Tradition YiJinJing form demonstrated by ShaoLin Monk Shi DeQuan with illustration.
The 12 Posture Moving Exercise kept to this day is something that Wang Zuyuan learned at Shaolin Monastery on Mount Song. It is somewhat different from the original "Picture of stationary exercise" and "Guide to the art of attack" (as Guangdong sources refers). Some specialists (Liu Dong) refer of a later integration of Yijin Jing, Daoyin, Tuna and Xingqi methods. However Wang's 12 Postures found to be concise through practice and helps to enhance one's physical health. As the name implies, "sinew transforming exercise" is the method to train the tendons and muscles. The exercise is designed according to the course and the characteristics of Qi circulation in the 12 regular channels and Du and Ren channels. During practice, Qi and blood usually circulates appropriately with proper speed and no sluggishness or stagnation. Because of this efficacy, Yijin Jing has existed for centuries as a favorite with the populace and is still widely used in sanatoria and hospitals for therapeutic purposes. Two ancient written and illustrated routines remained, one from Chen Yi's "A collection of Annals" published during the Ming Dynasty and another more recent published in 1882, from "Internal Work Illustrated", that of Wang Zuyuan.

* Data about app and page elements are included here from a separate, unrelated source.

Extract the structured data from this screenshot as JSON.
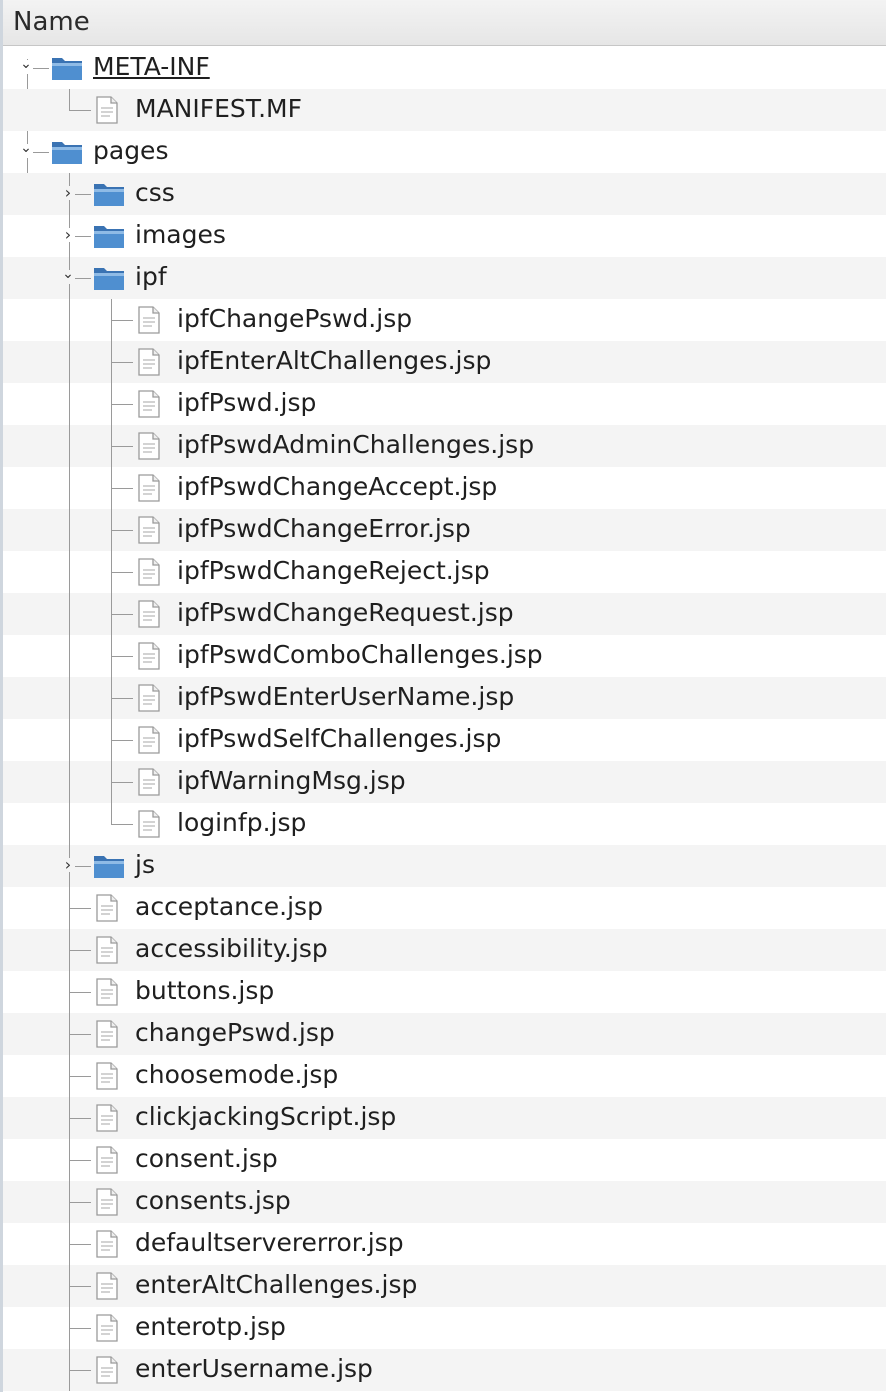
{
  "header": {
    "name_label": "Name"
  },
  "colors": {
    "folder": "#4f8fd0",
    "folder_tab": "#3a73b3",
    "row_alt": "#f4f4f4",
    "tree_line": "#9a9a9a"
  },
  "tree": [
    {
      "label": "META-INF",
      "type": "folder",
      "depth": 0,
      "expanded": true,
      "underline": true
    },
    {
      "label": "MANIFEST.MF",
      "type": "file",
      "depth": 1
    },
    {
      "label": "pages",
      "type": "folder",
      "depth": 0,
      "expanded": true
    },
    {
      "label": "css",
      "type": "folder",
      "depth": 1,
      "expanded": false
    },
    {
      "label": "images",
      "type": "folder",
      "depth": 1,
      "expanded": false
    },
    {
      "label": "ipf",
      "type": "folder",
      "depth": 1,
      "expanded": true
    },
    {
      "label": "ipfChangePswd.jsp",
      "type": "file",
      "depth": 2
    },
    {
      "label": "ipfEnterAltChallenges.jsp",
      "type": "file",
      "depth": 2
    },
    {
      "label": "ipfPswd.jsp",
      "type": "file",
      "depth": 2
    },
    {
      "label": "ipfPswdAdminChallenges.jsp",
      "type": "file",
      "depth": 2
    },
    {
      "label": "ipfPswdChangeAccept.jsp",
      "type": "file",
      "depth": 2
    },
    {
      "label": "ipfPswdChangeError.jsp",
      "type": "file",
      "depth": 2
    },
    {
      "label": "ipfPswdChangeReject.jsp",
      "type": "file",
      "depth": 2
    },
    {
      "label": "ipfPswdChangeRequest.jsp",
      "type": "file",
      "depth": 2
    },
    {
      "label": "ipfPswdComboChallenges.jsp",
      "type": "file",
      "depth": 2
    },
    {
      "label": "ipfPswdEnterUserName.jsp",
      "type": "file",
      "depth": 2
    },
    {
      "label": "ipfPswdSelfChallenges.jsp",
      "type": "file",
      "depth": 2
    },
    {
      "label": "ipfWarningMsg.jsp",
      "type": "file",
      "depth": 2
    },
    {
      "label": "loginfp.jsp",
      "type": "file",
      "depth": 2
    },
    {
      "label": "js",
      "type": "folder",
      "depth": 1,
      "expanded": false
    },
    {
      "label": "acceptance.jsp",
      "type": "file",
      "depth": 1
    },
    {
      "label": "accessibility.jsp",
      "type": "file",
      "depth": 1
    },
    {
      "label": "buttons.jsp",
      "type": "file",
      "depth": 1
    },
    {
      "label": "changePswd.jsp",
      "type": "file",
      "depth": 1
    },
    {
      "label": "choosemode.jsp",
      "type": "file",
      "depth": 1
    },
    {
      "label": "clickjackingScript.jsp",
      "type": "file",
      "depth": 1
    },
    {
      "label": "consent.jsp",
      "type": "file",
      "depth": 1
    },
    {
      "label": "consents.jsp",
      "type": "file",
      "depth": 1
    },
    {
      "label": "defaultservererror.jsp",
      "type": "file",
      "depth": 1
    },
    {
      "label": "enterAltChallenges.jsp",
      "type": "file",
      "depth": 1
    },
    {
      "label": "enterotp.jsp",
      "type": "file",
      "depth": 1
    },
    {
      "label": "enterUsername.jsp",
      "type": "file",
      "depth": 1
    }
  ]
}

The 12 Posture Moving Exercise most closely describes what is called the 12 fists of Bodhidharma in Many southern martial arts most notably Hung Gar and Wing chun. Ascribing the 12 exercises to 12 animals that Bodhidharma studied after his 9 years of meditation. The exercises were developed based on the movements of the 12 animals. These exercises healed the sickly monks of Shaolin Monastery, and contribute to the many animal based martial arts in China.
Purposes of Yijin Jing
The Yijin Jing is featured in Louis Cha's Wuxia novel The Smiling, Proud Wanderer. In the story, abbot Fangzheng of the Shaolin Sect teaches Linghu Chong (the protagonist) how to use the skills described in the Yijin Jing to heal his internal injuries.